A strong research and monitoring activity is the key to a successful project.
Figures and evidence can support the definition of a model that could be replicable and suitable to other contexts.
In this section, we collect the most relevant reports and field case studies related to: Governance, Child Protection, Inclusive and Sustainable Growth, Rural Development and Migration.
The story of the Backward Regions Scheme Support Sangha (BRSSS), a community based organization, empowering people in a hundred villages from the most backward regions of North Karnataka, India – 2016
The aim of the project is to empower people to access public services, reducing poverty and social exclusion in five districts of the North Karnataka region, India. The project has four pillars and represents a model to enhance good governance. The Clarity in the vision, internalized by the communities; the Capacity Building at individual and community level; Social Inclusion and Gender Justice with a focus on the vulnerable groups and women; Institutionalization with representatives of the targeted villages in government departments.
In Somaliland, children with disabilities face acute protection issues as lack of education and sexual violence. Cesvi’s intervention and assessment aim to reduce and identify factors of vulnerability, with a survey methodology, which includes household surveys and focus groups at all levels: community leaders, families and children. A clear assessment and a qualitative information are key to future interventions.
Between theory and empirical evidence. Pathways to Good Practices in Building a Child Labour Free Kenya – 2014
In Kenya, Cesvi worked for the eradication of all forms of child labour, which is an important component of the informal national economy. The project aimed to establish Child Labour Free Zones through prevention, response (removal and protection) and reintegration of children into safe life conditions. The innovative approach consists in developing corporate social responsibility (CSR) actions and public private partnerships (PPP) to fight the worst forms of child labour and achieve high ethical standards.
Inclusive and Sustainable Growth
Evaluation of the project Improvement of environment and hygiene conditions of the community of Shu’fat refugee camp – 2018
In refugee camps in Palestine, Cesvi develops environment and WASH projects. This paper is an evaluation conducted in the Shu’ fat refugee camp to underline positive aspects, challenges and opportunities of the project. Thanks to the theory of change approach, the solid waste management in Shu’fat refugee camp in Palestine becomes a way to improve the environmental conditions and a tool for the social inclusion.
From Subsistence Agriculture to Commercial Enterprise: Community management of green technologies for resilient food production. (Research paper) – 2015
The paper underlines the innovative approach to irrigation used by Cesvi in Zimbabwe enhancing sustainable agriculture and food security in the long-term.
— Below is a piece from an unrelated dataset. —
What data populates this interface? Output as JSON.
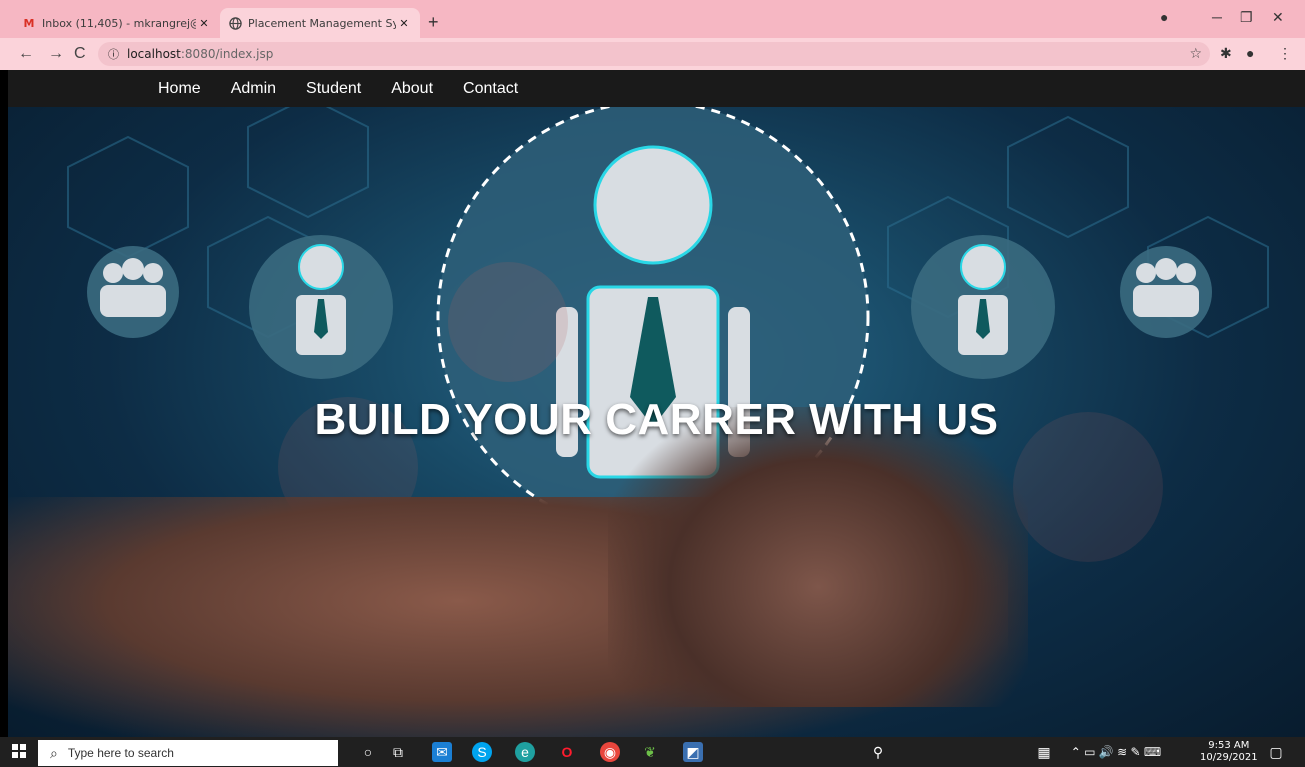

A successful model that has allowed the shift from a subsistence agriculture to a sustainable and commercial one, thanks to the use of new technologies and private public partnerships increasing the resilience of the rural communities.
In a semi-desert region of Zimbabwe, the Cesvi’s intervention implements an irrigation scheme within a rural agricultural development strategy, and creates a replicable model. The key factors to success are farmers’ ownership, the creation of private public partnerships that contributed to the shift from a subsistence agriculture to a community-based commercial enterprise, the use of new technologies and the improvement of food security in the targeted area.
Libya: Cesvi has been present in Libya since 2011, as one of the first INGOs intervening in the country after the start of the Arab Spring. It has implemented programs that supported IDPs, refugees, asylum seekers, and migrants, through service provision that has included protection activities, non-food item (NFI) distributions, outreach, awareness-raising, psychosocial support, referrals to external services, and cash assistance.
The two following needs assessments in Tripoli and Benghazi and in Misrata are a starting point for future interventions.
This assessment intends to capture the priority needs of the IDP communities surveyed in 9 Libyan sites in the cities of Tripoli and Benghazi, in order to ascertain the presence of specific vulnerabilities and protection needs. With the objective of ensuring adequate mainstreaming of protection principles in all the sectors covered (respectively: Education, Child Protection, Health, Livelihoods), the assessment examines the access of IDPs to services. The findings will be used to inform effective planning and action, particularly with regard to protection assistance and psychosocial support of IDP children and youth.
This assessment aims to identify the main risks and vulnerabilities within the Iraqi, Palestinian, Sudanese and Syrian Communities. The findings confirm that the refugee communities have the same vulnerable groups, particularly impoverished households, large families, children and youths, orphans and children with a sick or absent parent, and people or households with a family member who has a disability. It is an important source of information for planning future interventions in the area.